Ideas of selfhood, from Descartes' theory of 'I think therefore I am' to postmodern notions of the fragmented and de-centred self, have been crucial to the visual arts. Gen Doy explores this relationship, primarily in relation to contemporary art but also going back to the early modern period and Holbein's Ambassadors. She argues that the importance of subjectivity for art goes far beyond self-portraits, exploring the self and identity - both the artist's and the viewer's - and seeks a way of thinking the self that goes beyond both Cartesian and postmodern approaches to subjecthood. She looks too at work and consumption; self-presentation; photography and the theatre of the self; the marginalised - beggars and asylum seekers - and 'the real me'. A wide range of artists, including Claude Cahun, Tracey Emin, Jeff Wall, Barbara Kruger, Eugene Palmer and Karen Knorr are discussed, as well as historical material from earlier periods, in this illuminating book.

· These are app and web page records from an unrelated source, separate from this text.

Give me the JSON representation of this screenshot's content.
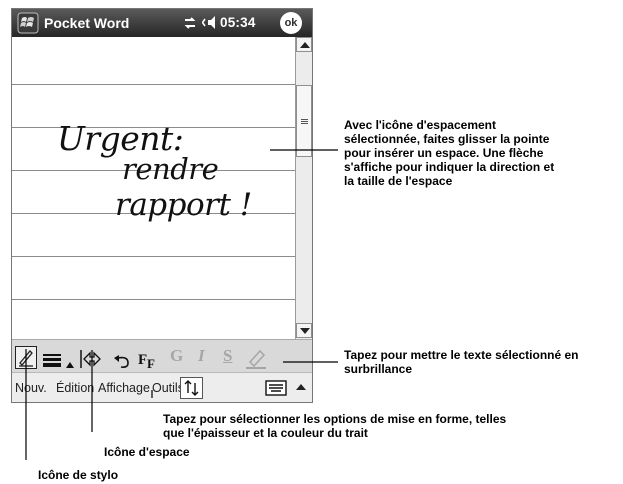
{
  "titlebar": {
    "app_title": "Pocket Word",
    "clock": "05:34",
    "ok_label": "ok",
    "icons": [
      "windows-start-icon",
      "connectivity-icon",
      "speaker-icon"
    ]
  },
  "document": {
    "handwriting": [
      "Urgent:",
      "rendre",
      "rapport !"
    ]
  },
  "menubar": {
    "items": [
      "Nouv.",
      "Édition",
      "Affichage",
      "Outils"
    ]
  },
  "toolbar": {
    "tools": [
      "pen-icon",
      "formatting-lines-icon",
      "up-arrow-icon",
      "space-icon",
      "undo-icon",
      "font-format-icon",
      "bold-icon",
      "italic-icon",
      "underline-icon",
      "highlight-icon"
    ],
    "letters": {
      "bold": "G",
      "italic": "I",
      "underline": "S"
    }
  },
  "callouts": {
    "space_arrow": [
      "Avec l'icône d'espacement",
      "sélectionnée, faites glisser la pointe",
      "pour insérer un espace. Une flèche",
      "s'affiche pour indiquer la direction et",
      "la taille de l'espace"
    ],
    "highlight": [
      "Tapez pour mettre le texte sélectionné en",
      "surbrillance"
    ],
    "formatting": [
      "Tapez pour sélectionner les options de mise en forme, telles",
      "que l'épaisseur et la couleur du trait"
    ],
    "space_icon": "Icône d'espace",
    "pen_icon": "Icône de stylo"
  }
}
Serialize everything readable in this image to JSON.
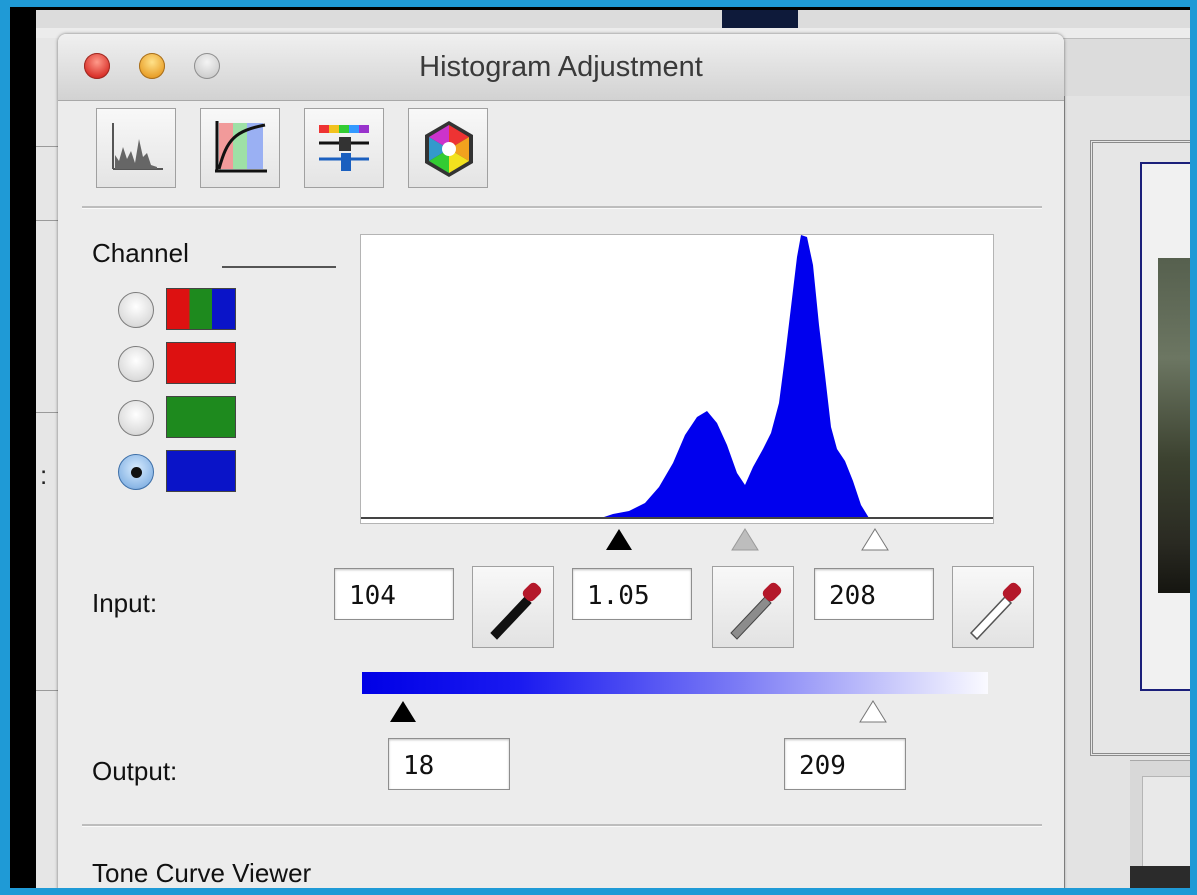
{
  "window": {
    "title": "Histogram Adjustment"
  },
  "toolbar": [
    {
      "icon": "histogram-icon"
    },
    {
      "icon": "tone-curve-icon"
    },
    {
      "icon": "color-balance-icon"
    },
    {
      "icon": "hue-wheel-icon"
    }
  ],
  "channel": {
    "label": "Channel",
    "options": [
      {
        "name": "rgb",
        "colors": [
          "#dd1111",
          "#1e8a1e",
          "#0a14c8"
        ],
        "selected": false
      },
      {
        "name": "red",
        "colors": [
          "#dd1111"
        ],
        "selected": false
      },
      {
        "name": "green",
        "colors": [
          "#1e8a1e"
        ],
        "selected": false
      },
      {
        "name": "blue",
        "colors": [
          "#0a14c8"
        ],
        "selected": true
      }
    ]
  },
  "histogram": {
    "color": "#0000ee",
    "input_markers": {
      "black": 104,
      "gray": 1.05,
      "white": 208
    }
  },
  "input": {
    "label": "Input:",
    "black_value": "104",
    "gamma_value": "1.05",
    "white_value": "208"
  },
  "output": {
    "label": "Output:",
    "black_value": "18",
    "white_value": "209"
  },
  "tone_curve": {
    "label": "Tone Curve Viewer"
  },
  "colors": {
    "accent_border": "#1f9ad6",
    "channel_blue": "#0000ee"
  }
}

Picturing the Self
Changing Views of the Subject in Visual Culture